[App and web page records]
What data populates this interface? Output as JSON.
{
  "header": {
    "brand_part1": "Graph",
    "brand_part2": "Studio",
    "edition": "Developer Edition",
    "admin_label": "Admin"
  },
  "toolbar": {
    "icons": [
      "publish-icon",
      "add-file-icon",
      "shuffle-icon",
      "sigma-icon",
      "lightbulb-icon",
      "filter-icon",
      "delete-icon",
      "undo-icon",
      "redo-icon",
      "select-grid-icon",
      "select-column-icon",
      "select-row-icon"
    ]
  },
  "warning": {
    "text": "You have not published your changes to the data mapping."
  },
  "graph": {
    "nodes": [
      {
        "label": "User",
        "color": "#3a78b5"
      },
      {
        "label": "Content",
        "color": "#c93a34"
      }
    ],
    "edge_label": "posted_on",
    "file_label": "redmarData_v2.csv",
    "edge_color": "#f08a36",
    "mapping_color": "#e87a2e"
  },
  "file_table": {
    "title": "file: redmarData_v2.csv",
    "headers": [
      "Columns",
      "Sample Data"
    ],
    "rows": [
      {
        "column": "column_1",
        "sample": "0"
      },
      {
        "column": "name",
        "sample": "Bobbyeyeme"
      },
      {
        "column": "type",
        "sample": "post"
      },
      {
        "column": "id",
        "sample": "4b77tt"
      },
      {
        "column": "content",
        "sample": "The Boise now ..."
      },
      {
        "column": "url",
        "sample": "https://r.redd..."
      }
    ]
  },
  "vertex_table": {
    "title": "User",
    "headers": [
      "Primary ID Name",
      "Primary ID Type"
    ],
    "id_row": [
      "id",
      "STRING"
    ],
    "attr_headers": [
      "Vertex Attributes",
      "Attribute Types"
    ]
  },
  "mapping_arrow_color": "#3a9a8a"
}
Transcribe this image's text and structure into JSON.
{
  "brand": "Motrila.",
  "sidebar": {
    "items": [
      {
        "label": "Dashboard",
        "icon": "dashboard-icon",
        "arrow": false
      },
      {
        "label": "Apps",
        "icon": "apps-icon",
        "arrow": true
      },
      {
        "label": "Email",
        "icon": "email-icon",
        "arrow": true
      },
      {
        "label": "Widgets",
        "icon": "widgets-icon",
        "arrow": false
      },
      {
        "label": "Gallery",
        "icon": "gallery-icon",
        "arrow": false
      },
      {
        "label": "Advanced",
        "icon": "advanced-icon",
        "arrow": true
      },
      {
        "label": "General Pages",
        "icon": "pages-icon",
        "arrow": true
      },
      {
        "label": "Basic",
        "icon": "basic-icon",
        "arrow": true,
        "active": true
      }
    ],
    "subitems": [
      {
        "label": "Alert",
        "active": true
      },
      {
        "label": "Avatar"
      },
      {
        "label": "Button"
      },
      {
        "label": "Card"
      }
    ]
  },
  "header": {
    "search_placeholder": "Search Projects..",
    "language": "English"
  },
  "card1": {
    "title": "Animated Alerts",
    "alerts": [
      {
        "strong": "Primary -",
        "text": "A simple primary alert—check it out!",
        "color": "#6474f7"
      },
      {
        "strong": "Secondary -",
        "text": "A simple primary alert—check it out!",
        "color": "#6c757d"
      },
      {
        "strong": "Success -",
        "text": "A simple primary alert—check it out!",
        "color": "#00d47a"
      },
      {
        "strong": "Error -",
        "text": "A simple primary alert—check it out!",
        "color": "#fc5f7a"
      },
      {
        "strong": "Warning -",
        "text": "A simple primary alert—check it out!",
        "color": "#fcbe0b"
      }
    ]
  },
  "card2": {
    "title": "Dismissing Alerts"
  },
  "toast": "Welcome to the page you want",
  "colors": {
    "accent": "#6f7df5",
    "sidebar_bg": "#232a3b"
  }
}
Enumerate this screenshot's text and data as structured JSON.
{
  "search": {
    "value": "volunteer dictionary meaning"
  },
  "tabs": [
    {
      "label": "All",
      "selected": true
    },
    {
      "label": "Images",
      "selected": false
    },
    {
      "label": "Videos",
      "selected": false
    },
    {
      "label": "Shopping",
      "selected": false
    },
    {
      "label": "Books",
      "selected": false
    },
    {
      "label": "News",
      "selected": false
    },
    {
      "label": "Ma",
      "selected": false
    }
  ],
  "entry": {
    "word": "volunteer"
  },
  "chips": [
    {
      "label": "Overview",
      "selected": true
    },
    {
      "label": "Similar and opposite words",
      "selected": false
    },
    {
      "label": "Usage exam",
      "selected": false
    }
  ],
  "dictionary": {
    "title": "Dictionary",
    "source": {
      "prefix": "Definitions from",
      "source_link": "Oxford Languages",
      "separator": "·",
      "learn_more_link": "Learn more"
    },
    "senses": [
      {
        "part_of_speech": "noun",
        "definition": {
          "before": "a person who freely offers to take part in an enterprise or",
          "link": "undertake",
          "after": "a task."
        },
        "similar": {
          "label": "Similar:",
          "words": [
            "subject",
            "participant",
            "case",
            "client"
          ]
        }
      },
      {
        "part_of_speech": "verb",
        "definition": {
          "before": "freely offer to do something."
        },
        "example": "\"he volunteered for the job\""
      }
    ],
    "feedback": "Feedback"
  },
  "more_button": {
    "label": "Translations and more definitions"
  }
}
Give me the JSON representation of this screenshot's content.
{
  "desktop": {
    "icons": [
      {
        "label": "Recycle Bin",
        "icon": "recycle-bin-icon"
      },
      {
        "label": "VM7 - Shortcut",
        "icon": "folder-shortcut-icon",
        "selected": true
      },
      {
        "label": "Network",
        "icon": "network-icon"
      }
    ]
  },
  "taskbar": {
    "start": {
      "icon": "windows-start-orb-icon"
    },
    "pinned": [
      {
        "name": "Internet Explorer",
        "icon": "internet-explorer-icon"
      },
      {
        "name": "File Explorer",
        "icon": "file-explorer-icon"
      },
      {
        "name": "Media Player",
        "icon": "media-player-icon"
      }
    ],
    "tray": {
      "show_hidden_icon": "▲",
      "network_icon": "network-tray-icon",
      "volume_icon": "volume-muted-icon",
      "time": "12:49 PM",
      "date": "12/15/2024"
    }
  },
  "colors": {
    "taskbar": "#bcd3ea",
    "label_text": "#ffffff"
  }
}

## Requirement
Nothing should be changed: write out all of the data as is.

## Result
What data populates this interface? Output as JSON.
{
  "header": {
    "brand_part1": "Graph",
    "brand_part2": "Studio",
    "edition": "Developer Edition",
    "admin_label": "Admin"
  },
  "toolbar": {
    "icons": [
      "publish-icon",
      "add-file-icon",
      "shuffle-icon",
      "sigma-icon",
      "lightbulb-icon",
      "filter-icon",
      "delete-icon",
      "undo-icon",
      "redo-icon",
      "select-grid-icon",
      "select-column-icon",
      "select-row-icon"
    ]
  },
  "warning": {
    "text": "You have not published your changes to the data mapping."
  },
  "graph": {
    "nodes": [
      {
        "label": "User",
        "color": "#3a78b5"
      },
      {
        "label": "Content",
        "color": "#c93a34"
      }
    ],
    "edge_label": "posted_on",
    "file_label": "redmarData_v2.csv",
    "edge_color": "#f08a36",
    "mapping_color": "#e87a2e"
  },
  "file_table": {
    "title": "file: redmarData_v2.csv",
    "headers": [
      "Columns",
      "Sample Data"
    ],
    "rows": [
      {
        "column": "column_1",
        "sample": "0"
      },
      {
        "column": "name",
        "sample": "Bobbyeyeme"
      },
      {
        "column": "type",
        "sample": "post"
      },
      {
        "column": "id",
        "sample": "4b77tt"
      },
      {
        "column": "content",
        "sample": "The Boise now ..."
      },
      {
        "column": "url",
        "sample": "https://r.redd..."
      }
    ]
  },
  "vertex_table": {
    "title": "User",
    "headers": [
      "Primary ID Name",
      "Primary ID Type"
    ],
    "id_row": [
      "id",
      "STRING"
    ],
    "attr_headers": [
      "Vertex Attributes",
      "Attribute Types"
    ]
  },
  "mapping_arrow_color": "#3a9a8a"
}
Transcribe this image's text and structure into JSON.
{
  "brand": "Motrila.",
  "sidebar": {
    "items": [
      {
        "label": "Dashboard",
        "icon": "dashboard-icon",
        "arrow": false
      },
      {
        "label": "Apps",
        "icon": "apps-icon",
        "arrow": true
      },
      {
        "label": "Email",
        "icon": "email-icon",
        "arrow": true
      },
      {
        "label": "Widgets",
        "icon": "widgets-icon",
        "arrow": false
      },
      {
        "label": "Gallery",
        "icon": "gallery-icon",
        "arrow": false
      },
      {
        "label": "Advanced",
        "icon": "advanced-icon",
        "arrow": true
      },
      {
        "label": "General Pages",
        "icon": "pages-icon",
        "arrow": true
      },
      {
        "label": "Basic",
        "icon": "basic-icon",
        "arrow": true,
        "active": true
      }
    ],
    "subitems": [
      {
        "label": "Alert",
        "active": true
      },
      {
        "label": "Avatar"
      },
      {
        "label": "Button"
      },
      {
        "label": "Card"
      }
    ]
  },
  "header": {
    "search_placeholder": "Search Projects..",
    "language": "English"
  },
  "card1": {
    "title": "Animated Alerts",
    "alerts": [
      {
        "strong": "Primary -",
        "text": "A simple primary alert—check it out!",
        "color": "#6474f7"
      },
      {
        "strong": "Secondary -",
        "text": "A simple primary alert—check it out!",
        "color": "#6c757d"
      },
      {
        "strong": "Success -",
        "text": "A simple primary alert—check it out!",
        "color": "#00d47a"
      },
      {
        "strong": "Error -",
        "text": "A simple primary alert—check it out!",
        "color": "#fc5f7a"
      },
      {
        "strong": "Warning -",
        "text": "A simple primary alert—check it out!",
        "color": "#fcbe0b"
      }
    ]
  },
  "card2": {
    "title": "Dismissing Alerts"
  },
  "toast": "Welcome to the page you want",
  "colors": {
    "accent": "#6f7df5",
    "sidebar_bg": "#232a3b"
  }
}
Enumerate this screenshot's text and data as structured JSON.
{
  "search": {
    "value": "volunteer dictionary meaning"
  },
  "tabs": [
    {
      "label": "All",
      "selected": true
    },
    {
      "label": "Images",
      "selected": false
    },
    {
      "label": "Videos",
      "selected": false
    },
    {
      "label": "Shopping",
      "selected": false
    },
    {
      "label": "Books",
      "selected": false
    },
    {
      "label": "News",
      "selected": false
    },
    {
      "label": "Ma",
      "selected": false
    }
  ],
  "entry": {
    "word": "volunteer"
  },
  "chips": [
    {
      "label": "Overview",
      "selected": true
    },
    {
      "label": "Similar and opposite words",
      "selected": false
    },
    {
      "label": "Usage exam",
      "selected": false
    }
  ],
  "dictionary": {
    "title": "Dictionary",
    "source": {
      "prefix": "Definitions from",
      "source_link": "Oxford Languages",
      "separator": "·",
      "learn_more_link": "Learn more"
    },
    "senses": [
      {
        "part_of_speech": "noun",
        "definition": {
          "before": "a person who freely offers to take part in an enterprise or",
          "link": "undertake",
          "after": "a task."
        },
        "similar": {
          "label": "Similar:",
          "words": [
            "subject",
            "participant",
            "case",
            "client"
          ]
        }
      },
      {
        "part_of_speech": "verb",
        "definition": {
          "before": "freely offer to do something."
        },
        "example": "\"he volunteered for the job\""
      }
    ],
    "feedback": "Feedback"
  },
  "more_button": {
    "label": "Translations and more definitions"
  }
}
Give me the JSON representation of this screenshot's content.
{
  "desktop": {
    "icons": [
      {
        "label": "Recycle Bin",
        "icon": "recycle-bin-icon"
      },
      {
        "label": "VM7 - Shortcut",
        "icon": "folder-shortcut-icon",
        "selected": true
      },
      {
        "label": "Network",
        "icon": "network-icon"
      }
    ]
  },
  "taskbar": {
    "start": {
      "icon": "windows-start-orb-icon"
    },
    "pinned": [
      {
        "name": "Internet Explorer",
        "icon": "internet-explorer-icon"
      },
      {
        "name": "File Explorer",
        "icon": "file-explorer-icon"
      },
      {
        "name": "Media Player",
        "icon": "media-player-icon"
      }
    ],
    "tray": {
      "show_hidden_icon": "▲",
      "network_icon": "network-tray-icon",
      "volume_icon": "volume-muted-icon",
      "time": "12:49 PM",
      "date": "12/15/2024"
    }
  },
  "colors": {
    "taskbar": "#bcd3ea",
    "label_text": "#ffffff"
  }
}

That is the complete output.